Task description: Whenever a line in the entries below contains "Lucro", copy that line.

--- Supplied data Enclosed Below ---

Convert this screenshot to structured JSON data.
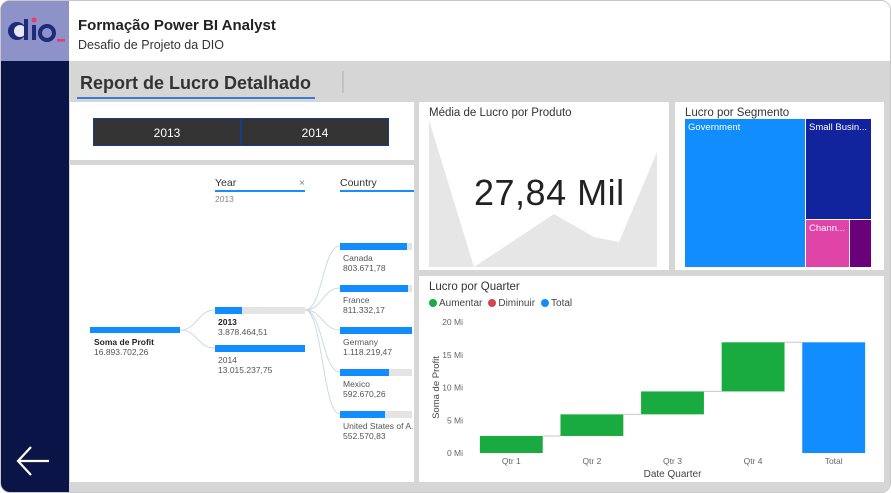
{
  "app": {
    "title": "Formação Power BI Analyst",
    "subtitle": "Desafio de Projeto da DIO",
    "logo_text": "dio"
  },
  "report": {
    "title": "Report de Lucro Detalhado"
  },
  "slicer": {
    "options": [
      "2013",
      "2014"
    ]
  },
  "card": {
    "title": "Média de Lucro por Produto",
    "value": "27,84 Mil"
  },
  "treemap": {
    "title": "Lucro por Segmento",
    "items": [
      {
        "label": "Government",
        "color": "#118dff"
      },
      {
        "label": "Small Busin...",
        "color": "#12239e"
      },
      {
        "label": "Chann...",
        "color": "#e044a7"
      },
      {
        "label": "",
        "color": "#6b007b"
      }
    ]
  },
  "decomp_tree": {
    "root": {
      "label": "Soma de Profit",
      "value": "16.893.702,26"
    },
    "year_header": "Year",
    "year_filter": "2013",
    "country_header": "Country",
    "years": [
      {
        "label": "2013",
        "value": "3.878.464,51",
        "fill": 0.3
      },
      {
        "label": "2014",
        "value": "13.015.237,75",
        "fill": 1.0
      }
    ],
    "countries": [
      {
        "label": "Canada",
        "value": "803.671,78",
        "fill": 0.93
      },
      {
        "label": "France",
        "value": "811.332,17",
        "fill": 0.94
      },
      {
        "label": "Germany",
        "value": "1.118.219,47",
        "fill": 1.0
      },
      {
        "label": "Mexico",
        "value": "592.670,26",
        "fill": 0.68
      },
      {
        "label": "United States of A...",
        "value": "552.570,83",
        "fill": 0.63
      }
    ]
  },
  "waterfall": {
    "title": "Lucro por Quarter",
    "legend": [
      {
        "label": "Aumentar",
        "color": "#1aab40"
      },
      {
        "label": "Diminuir",
        "color": "#d64554"
      },
      {
        "label": "Total",
        "color": "#118dff"
      }
    ],
    "xlabel": "Date Quarter",
    "ylabel": "Soma de Profit",
    "yticks": [
      "0 Mi",
      "5 Mi",
      "10 Mi",
      "15 Mi",
      "20 Mi"
    ]
  },
  "chart_data": {
    "type": "bar",
    "subtype": "waterfall",
    "title": "Lucro por Quarter",
    "xlabel": "Date Quarter",
    "ylabel": "Soma de Profit",
    "categories": [
      "Qtr 1",
      "Qtr 2",
      "Qtr 3",
      "Qtr 4",
      "Total"
    ],
    "values": [
      2.6,
      3.3,
      3.5,
      7.5,
      16.9
    ],
    "kinds": [
      "increase",
      "increase",
      "increase",
      "increase",
      "total"
    ],
    "ylim": [
      0,
      20
    ],
    "grid": false,
    "legend_position": "top-left"
  }
}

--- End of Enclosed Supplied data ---

Answer below:
    "title": "Report de Lucro Detalhado"
    "title": "Média de Lucro por Produto",
    "title": "Lucro por Segmento",
    "title": "Lucro por Quarter",
    "title": "Lucro por Quarter",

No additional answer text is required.